In order to build direct-to-consumer sales, university presses should consider streamlining their publishing programs and focus on a small number of subject areas, even just a single area.
University presses cite a number of reasons to sell books directly to end-users. The principal reason is to establish a relationship with the customer. But once that relationship has been initiated, what business purpose does it serve?
Although there are clear benefits to being a large publisher to engage in D2C sales, there are practical steps that even the smallest publishers can take. Here is a summary of some options.
A research report on direct-to-consumer marketing is provided here. The study was first announced on the Scholarly Kitchen. The report includes a survey of current university press practices and recommendations for steps to take to improve performance.

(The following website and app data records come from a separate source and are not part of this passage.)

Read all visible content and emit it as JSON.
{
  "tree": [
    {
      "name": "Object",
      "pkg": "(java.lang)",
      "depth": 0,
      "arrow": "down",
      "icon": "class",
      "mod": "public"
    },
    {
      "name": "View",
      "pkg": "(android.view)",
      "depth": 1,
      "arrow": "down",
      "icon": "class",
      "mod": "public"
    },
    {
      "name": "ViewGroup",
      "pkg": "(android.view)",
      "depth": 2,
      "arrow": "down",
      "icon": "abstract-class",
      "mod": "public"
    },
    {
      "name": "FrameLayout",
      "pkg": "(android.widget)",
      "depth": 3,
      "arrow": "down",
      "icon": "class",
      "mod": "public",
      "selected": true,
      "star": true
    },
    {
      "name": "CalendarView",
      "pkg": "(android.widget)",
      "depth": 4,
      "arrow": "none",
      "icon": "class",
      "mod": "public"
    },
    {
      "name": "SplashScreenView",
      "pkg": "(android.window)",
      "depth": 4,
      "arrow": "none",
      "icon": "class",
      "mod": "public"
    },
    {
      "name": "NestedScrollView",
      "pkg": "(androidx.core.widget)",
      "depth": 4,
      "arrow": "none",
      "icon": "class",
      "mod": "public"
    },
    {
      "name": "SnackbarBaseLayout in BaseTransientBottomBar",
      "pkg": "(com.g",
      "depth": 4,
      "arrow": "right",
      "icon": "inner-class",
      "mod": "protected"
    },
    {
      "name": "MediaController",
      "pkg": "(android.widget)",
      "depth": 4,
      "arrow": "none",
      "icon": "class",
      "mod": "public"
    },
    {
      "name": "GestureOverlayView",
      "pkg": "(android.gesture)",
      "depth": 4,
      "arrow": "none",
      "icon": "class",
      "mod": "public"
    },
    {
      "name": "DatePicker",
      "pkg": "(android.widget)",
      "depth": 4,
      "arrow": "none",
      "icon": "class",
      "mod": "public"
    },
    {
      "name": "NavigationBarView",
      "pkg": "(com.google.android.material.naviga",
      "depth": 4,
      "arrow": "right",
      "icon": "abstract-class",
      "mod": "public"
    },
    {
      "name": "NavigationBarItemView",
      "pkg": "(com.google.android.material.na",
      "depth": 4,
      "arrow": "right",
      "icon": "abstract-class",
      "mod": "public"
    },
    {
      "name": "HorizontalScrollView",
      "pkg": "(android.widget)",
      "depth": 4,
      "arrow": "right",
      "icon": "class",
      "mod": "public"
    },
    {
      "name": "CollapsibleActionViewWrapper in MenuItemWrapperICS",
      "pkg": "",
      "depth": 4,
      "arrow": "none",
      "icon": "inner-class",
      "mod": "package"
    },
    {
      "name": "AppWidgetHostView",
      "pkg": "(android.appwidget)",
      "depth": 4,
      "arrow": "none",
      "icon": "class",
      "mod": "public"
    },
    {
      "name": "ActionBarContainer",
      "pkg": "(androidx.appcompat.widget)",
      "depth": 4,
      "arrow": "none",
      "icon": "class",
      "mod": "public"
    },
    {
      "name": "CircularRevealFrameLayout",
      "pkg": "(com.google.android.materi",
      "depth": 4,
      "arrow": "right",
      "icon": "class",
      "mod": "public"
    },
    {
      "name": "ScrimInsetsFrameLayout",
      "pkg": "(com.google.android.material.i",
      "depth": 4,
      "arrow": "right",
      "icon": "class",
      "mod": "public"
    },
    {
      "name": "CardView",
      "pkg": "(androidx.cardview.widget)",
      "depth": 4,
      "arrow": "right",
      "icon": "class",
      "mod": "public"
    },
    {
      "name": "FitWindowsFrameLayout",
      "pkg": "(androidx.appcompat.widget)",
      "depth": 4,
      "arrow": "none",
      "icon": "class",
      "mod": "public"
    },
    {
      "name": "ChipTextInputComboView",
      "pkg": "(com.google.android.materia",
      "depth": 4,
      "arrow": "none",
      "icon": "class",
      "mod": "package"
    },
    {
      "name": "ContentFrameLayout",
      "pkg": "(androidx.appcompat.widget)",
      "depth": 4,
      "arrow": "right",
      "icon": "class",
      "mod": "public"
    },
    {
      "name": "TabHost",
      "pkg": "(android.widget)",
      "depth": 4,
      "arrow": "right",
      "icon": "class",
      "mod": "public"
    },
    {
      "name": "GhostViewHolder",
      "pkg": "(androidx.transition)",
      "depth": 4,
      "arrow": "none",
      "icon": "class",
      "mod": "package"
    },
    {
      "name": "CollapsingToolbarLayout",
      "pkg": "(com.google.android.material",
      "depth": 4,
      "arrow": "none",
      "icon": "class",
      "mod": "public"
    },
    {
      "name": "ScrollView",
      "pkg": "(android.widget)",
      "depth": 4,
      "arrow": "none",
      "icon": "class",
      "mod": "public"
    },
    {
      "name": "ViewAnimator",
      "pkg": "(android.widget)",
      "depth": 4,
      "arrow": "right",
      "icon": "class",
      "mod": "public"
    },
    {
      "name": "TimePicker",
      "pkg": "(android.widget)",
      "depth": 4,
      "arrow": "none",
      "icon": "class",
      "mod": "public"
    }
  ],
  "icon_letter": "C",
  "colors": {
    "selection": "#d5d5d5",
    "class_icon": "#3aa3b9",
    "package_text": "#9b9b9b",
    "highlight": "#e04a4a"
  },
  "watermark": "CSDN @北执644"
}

A survey of university presses on selling books directly from their Web sites shows that for most presses, sales hover around 1% of total volume, but a concerted effort to improve Web marketing could increase that figure to 3% or perhaps even more.
Publishers can and should explore strategies that are built around users, which is a kind of D2C marketing. However, working on a direct basis has its costs and may make us all appreciate all the efficiencies that intermediaries provide.
The best way to increase D2C sales is to work in increasing the traffic to your site. Without traffic, there can be few sales. Unfortunately, the university press community has paid little attention to building Web traffic.
As university presses become more involved with D2C marketing, they are going to confront the need for clearly articulated privacy policies. The time to put those policies in place is now.
Database marketing opens up large business opportunities, but only if the data is used with restraint.
Digital media enables us to collect a huge amount of end-user data, far more than we could gather for print publishing. This presentation summarizes the way that data can be used to foster growth and concludes that end-user data is likely to require the creation of a new class of products.
This is an announcement of a university press research project, which includes a link to a survey we hope every book publisher will fill out. The project is sponsored by the Andrew W. Mellon Foundation. The focus is on how university presses can sell books, both print and digital, directly from their Web sites. The project report will cover current practices and recommend courses of action.
A new publishing ecosystem is emerging that includes among its participants O’Reilly Media, Pearson, Safari Books, Barnes & Noble, Microsoft, and Liberty Media. This new ecosystem may come to challenge the proprietary ebook networks of Amazon and Apple.
Barnes & Noble can compete more effectively with Amazon by moving to a strategy of making its infrastructure available to numerous companies, many of which formerly saw B&N as a rival.
The strategies of established university presses can be enhanced by studying start-ups and slyly coopting some of their new and best ideas.
Leann Wilson and Marshall Poe revisit the idea of a unified online books platform for scholarly works.